Chasing more fossil fuel leases on public lands and waters would increase industry profits but wouldn’t do anything to decrease today’s gas prices at the pump. It also would keep sending us down the same road of fossil fuel production that is the main driver of the worsening climate crisis.  The industry gets the profits, and the American people get handed the resulting wildfires, droughts, hurricanes, and coastal flooding caused and exacerbated by climate change. There’s a better road to go down, and it’s the road of clean energy. For as long as we’re addicted to oil for energy, Americans will be subject to big cost increases when a foreign dictator decides to invade another country or there is a change in the world economy. In addition to being more stable from a price standpoint, clean energy offers America greater energy security. There’s no way some hostile foreign country can block the wind that powers wind turbines in Wyoming, and there’s no way some other foreign nation can blot out the sun that powers solar energy panels in Florida.   

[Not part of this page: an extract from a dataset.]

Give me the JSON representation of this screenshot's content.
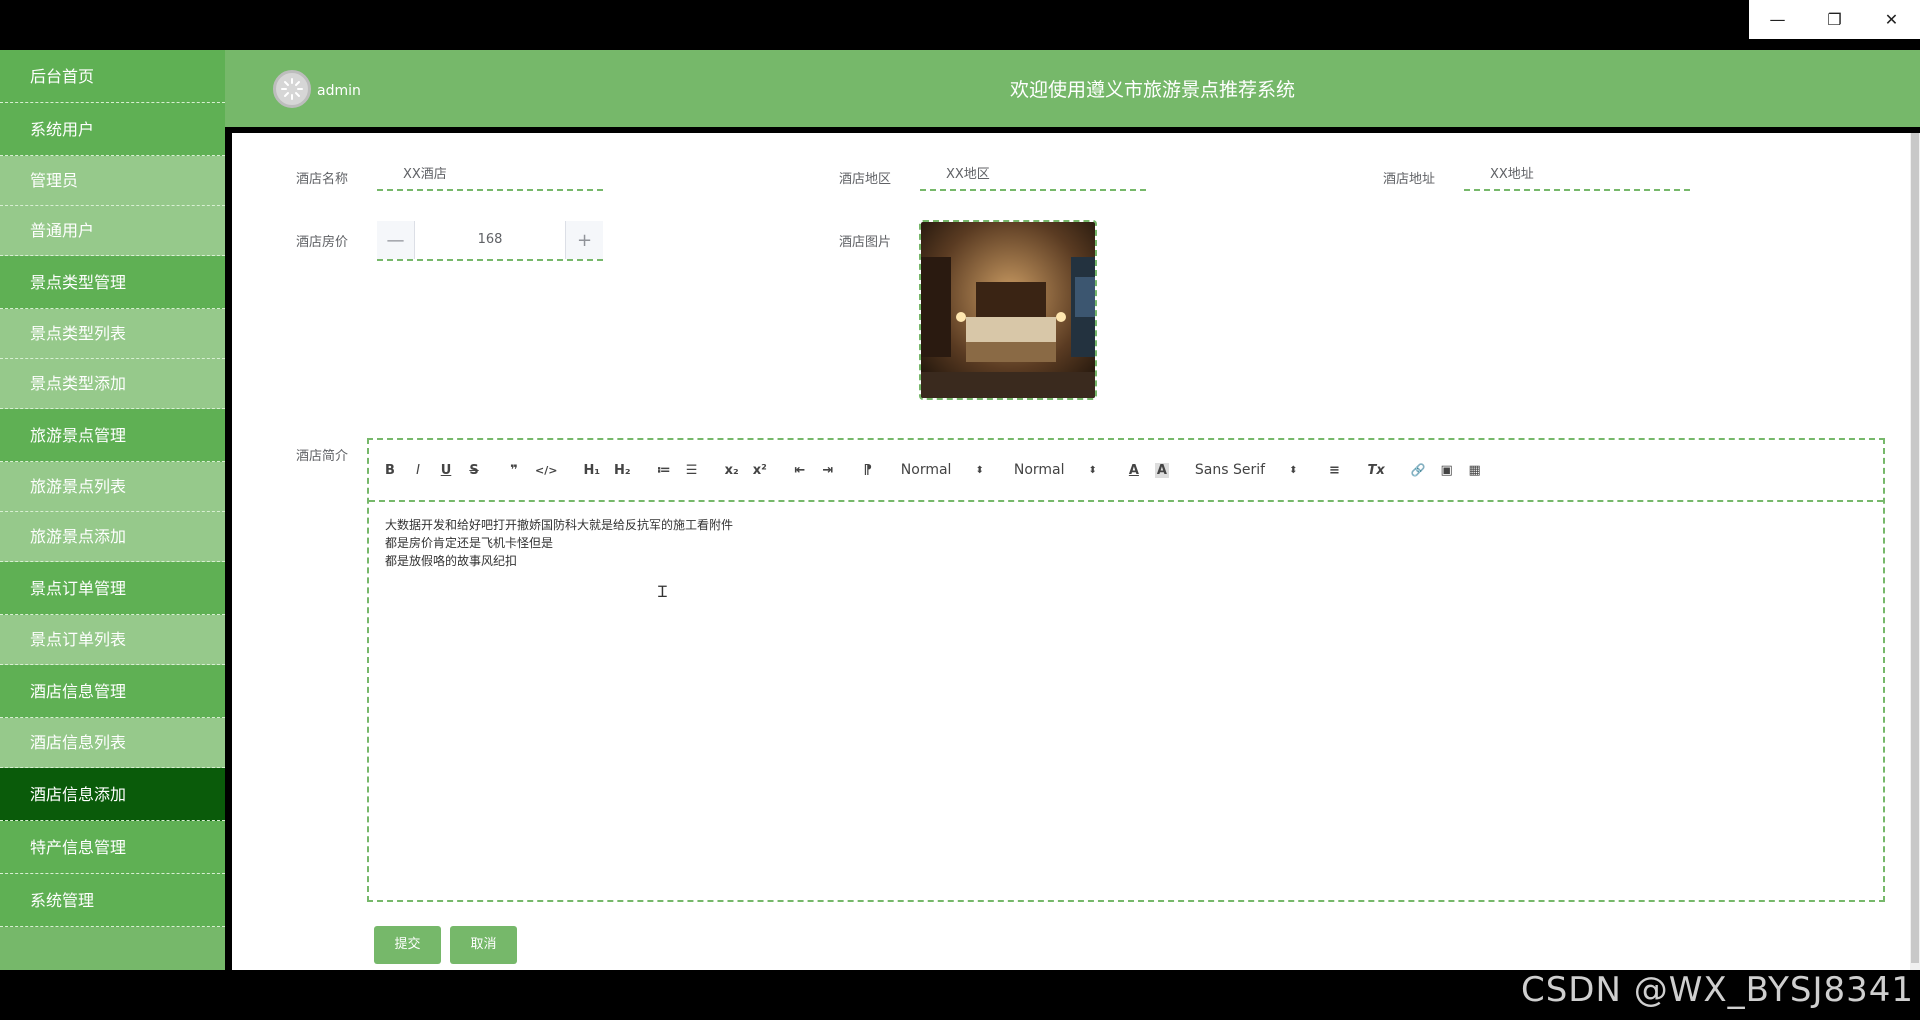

Real ‘energy security’ starts at home by making robust investments in clean energy and accelerating our transition to renewable sources. Not only will a transition prevent fossil fuel-driven geopolitical turmoil like this in the future and limit Putin’s power, but it will deliver predictable, lower costs for Americans in the long-run and limit the destabilizing impacts of the climate crisis. These are the investments we should be making today, not relying on Big Oil’s recycled rhetoric to justify a drilling free-for-all on our public lands and waters. With 25 percent of our country’s carbon emissions coming from public lands, our climate can’t afford more leases in the long term. Issuing new leases on public lands and waters would not increase our oil and gas supply for nearly a decade, a decade after this geopolitical crisis and a decade into an increasingly worsening climate crisis. 

As Earthjustice has proven in court in our recent Gulf lease sale victory, new oil and gas development must pass the climate test. New leasing simply doesn’t. Drilling on our public lands and waters wrecks ecosystems, coasts, groundwater, and critical habitats. Our country has laws in place precisely to protect people from corporate greed and ensure that the environmental and human cost of fossil fuel extraction is taken into account. 

As the newly released IPCC report tells us, we have a narrowly closing window to take meaningful action to stop irreversible harm to our planet. Transitioning away from fossil fuels is the only way to stop this, and that starts by locking in new energy policies in place to accelerate the transition to clean energy. Real energy security means renewable energy here at home that lowers costs, creates jobs, and averts some of the worst climate disasters that could lie ahead if we don’t urgently transition away from fossil fuels. This crisis in Ukraine should be a wake-up call that ‘business as usual’ is no longer sufficient.  

The administration and Congress have an opportunity to make their mark in history as the leaders who led us back from the brink of both a geopolitical crisis and this climate crisis. The good news is that it’s not too late, and we can make sound policy decisions that simultaneously avert future geopolitical crises over fossil fuels and meaningfully address climate change. It’s time to shift our economy away from an obsession with fossil fuels that mostly serves industry and its shareholders, and instead invest in a clean energy transition that serves the American people. We can do better for the climate, American wallets, and American energy security.

Pumpjacks operating at the Kern River Oil Field in Bakersfield, California in 2015.

Pumpjacks operating at the Kern River Oil Field in Bakersfield, California in 2015.

Jae C. Hong / AP